What about its application to person and family engagement?
We have several projects that focus on helping people become more involved in their health care. The
Proactive Health Consumer program helps individuals more fully engage with the health care system by
becoming more informed about their choices, sharing in decision-making with their health care
provider, making financially responsible choices and, of course, engaging in healthy behaviors. The
program is targeted to consumers’ roles as patients or users of health care, purchasers of health care,
and providers of care to family members such as children or elderly parents. The program focuses on
behavior changes that result in people using the tools that are out there, such as claims trackers or
decision aids for a health condition. These tools are available from a variety of sources but most people
don’t use them. They’re just not ready to become proactive about their health care. So our focus is on
the process of getting them to become more proactive and engaged.

Why aren’t people ready to be proactive?
For a variety of reasons. Sometimes, it’s because they don’t realize that there is a need to change. They
may not grasp that there is an issue that might be harmful to them. It could be that they have tried to
change and failed and they’re demoralized. Or, they think they can’t do it or don’t feel empowered to do
it. What our programs focus on is, as I said, each person’s stage of change and what it will take to move
them forward to the next stage. We don’t pressure them to take action right away. We actually bring
them through the whole change process, one stage at a time. And that leads to much more sustained
engagement and behavior change in the long run.

Why do you think change is such an important factor in helping people become more activated in the
health journey?

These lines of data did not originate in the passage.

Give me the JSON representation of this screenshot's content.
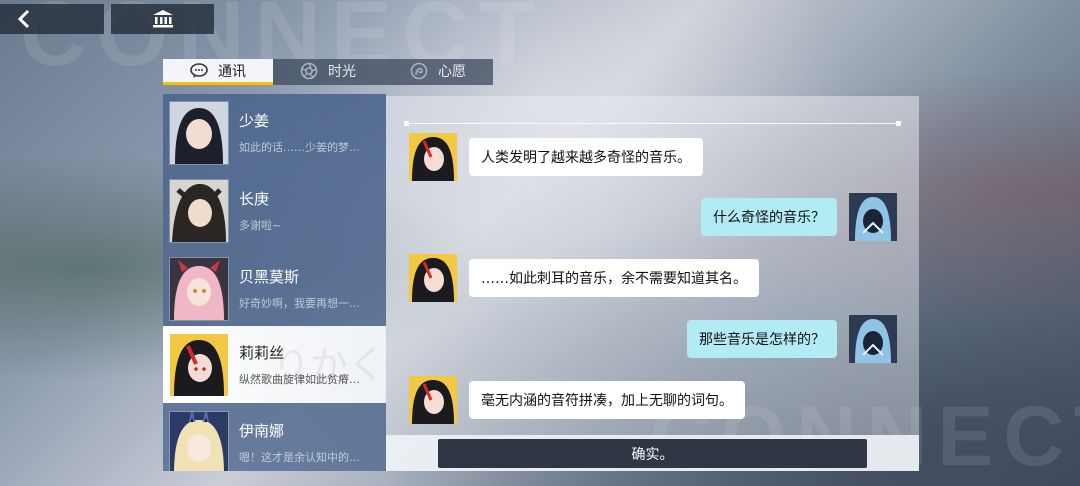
{
  "header": {
    "back_icon": "chevron-left-icon",
    "bank_icon": "bank-building-icon"
  },
  "watermark": {
    "top": "CONNECT",
    "bottom": "CONNECT"
  },
  "tabs": [
    {
      "label": "通讯",
      "icon": "chat-bubble-icon",
      "active": true
    },
    {
      "label": "时光",
      "icon": "aperture-icon",
      "active": false
    },
    {
      "label": "心愿",
      "icon": "wish-icon",
      "active": false
    }
  ],
  "contacts": [
    {
      "name": "少姜",
      "preview": "如此的话……少姜的梦…"
    },
    {
      "name": "长庚",
      "preview": "多谢啦~"
    },
    {
      "name": "贝黑莫斯",
      "preview": "好奇妙啊，我要再想一…"
    },
    {
      "name": "莉莉丝",
      "preview": "纵然歌曲旋律如此贫瘠…",
      "active": true,
      "kana": "りかく"
    },
    {
      "name": "伊南娜",
      "preview": "嗯！这才是余认知中的…"
    }
  ],
  "messages": [
    {
      "side": "left",
      "text": "人类发明了越来越多奇怪的音乐。"
    },
    {
      "side": "right",
      "text": "什么奇怪的音乐？"
    },
    {
      "side": "left",
      "text": "……如此刺耳的音乐，余不需要知道其名。"
    },
    {
      "side": "right",
      "text": "那些音乐是怎样的？"
    },
    {
      "side": "left",
      "text": "毫无内涵的音符拼凑，加上无聊的词句。"
    }
  ],
  "reply_button": "确实。",
  "colors": {
    "accent_yellow": "#f2c400",
    "reply_bubble": "#b3ebf5",
    "sidebar": "#4e668e"
  }
}
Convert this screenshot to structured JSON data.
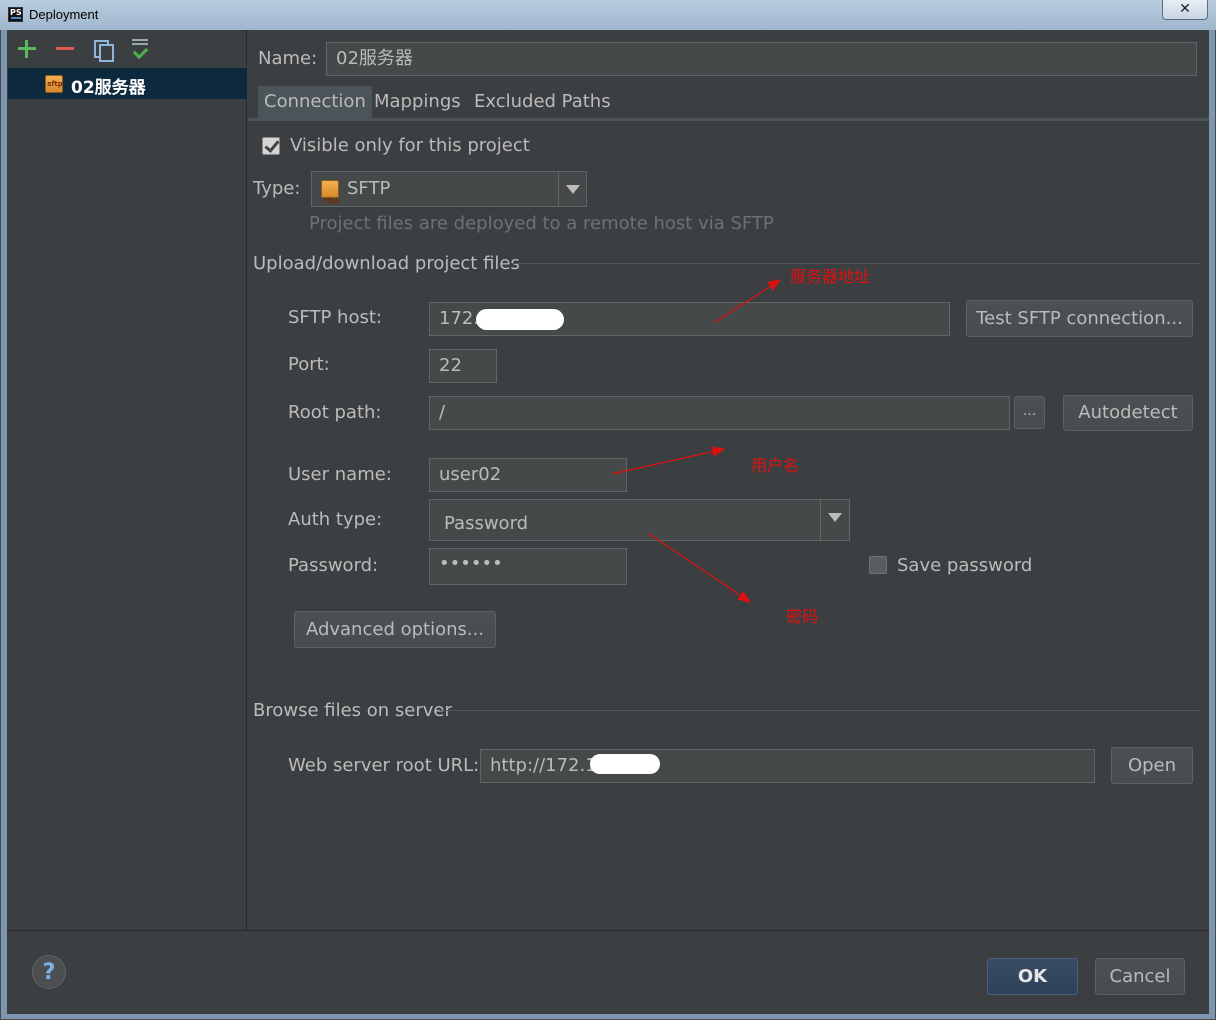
{
  "window": {
    "title": "Deployment"
  },
  "toolbar": {
    "add": "add",
    "remove": "remove",
    "copy": "copy",
    "set_default": "set-default"
  },
  "servers": [
    {
      "badge": "sftp",
      "name": "02服务器",
      "selected": true
    }
  ],
  "form": {
    "name_label": "Name:",
    "name_value": "02服务器",
    "tabs": [
      "Connection",
      "Mappings",
      "Excluded Paths"
    ],
    "active_tab": 0,
    "visible_only_label": "Visible only for this project",
    "visible_only_checked": true,
    "type_label": "Type:",
    "type_badge": "sftp",
    "type_value": "SFTP",
    "type_hint": "Project files are deployed to a remote host via SFTP",
    "upload_section": "Upload/download project files",
    "host_label": "SFTP host:",
    "host_value": "172.",
    "test_button": "Test SFTP connection...",
    "port_label": "Port:",
    "port_value": "22",
    "root_label": "Root path:",
    "root_value": "/",
    "browse_button": "...",
    "autodetect_button": "Autodetect",
    "user_label": "User name:",
    "user_value": "user02",
    "auth_label": "Auth type:",
    "auth_value": "Password",
    "password_label": "Password:",
    "password_value": "••••••",
    "save_password_label": "Save password",
    "save_password_checked": false,
    "advanced_button": "Advanced options...",
    "browse_section": "Browse files on server",
    "web_url_label": "Web server root URL:",
    "web_url_value": "http://172.1",
    "open_button": "Open"
  },
  "annotations": {
    "server_address": "服务器地址",
    "username": "用户名",
    "password": "密码",
    "color": "#e01010"
  },
  "footer": {
    "help": "?",
    "ok": "OK",
    "cancel": "Cancel"
  },
  "colors": {
    "background": "#3c3f41",
    "selection": "#0d293e",
    "field": "#45494a",
    "text": "#bbbbbb"
  }
}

It is a change process. As I mentioned, we know that simply educating people that smoking is bad for
them or that they shouldn’t be doing something doesn’t always mean that they’re going to stop. I think
for many people, becoming engaged in their health care is something new. As the health care system is
changing, people are taking on different roles and responsibilities and it is a change in the way that they
behave and interact. By getting them more engaged and proactive about their health care, they take
more control of it, they are more educated about what’s happening, and they also make better
decisions about their care. There are so many changes going on in the health care system right now that
without having some level of engagement, people can feel a little bit lost.

What about engagement from a clinician’s or caregiver’s perspective? How do you motivate them to
change?

We do a lot of work with clinicians to help them understand the behavior change process. Clinicians can
get very demoralized if they’ve been telling a client that there is something they could be doing that
would improve their health, or their life in general, and the person doesn’t make that change. By
educating them on the TTM and the science of behavior change, we can help them refine in small ways
how they interact with someone – to recognize the little changes going on and how they can provide
more engaging messages to help each individual along the process. Historically, if you have someone
who is in Precontemplation you try to move them directly to Action. If you tell someone they need to
cut down on their drinking and they have no intention of stopping drinking, the person is either going to
lie about it, become very defensive, or find another provider. By helping providers understand what the
behavior change process is, we can help not only the patient but also the provider be more effective.

See next month’s edition of the newsletter for Part II of Dr. Evers’ interview.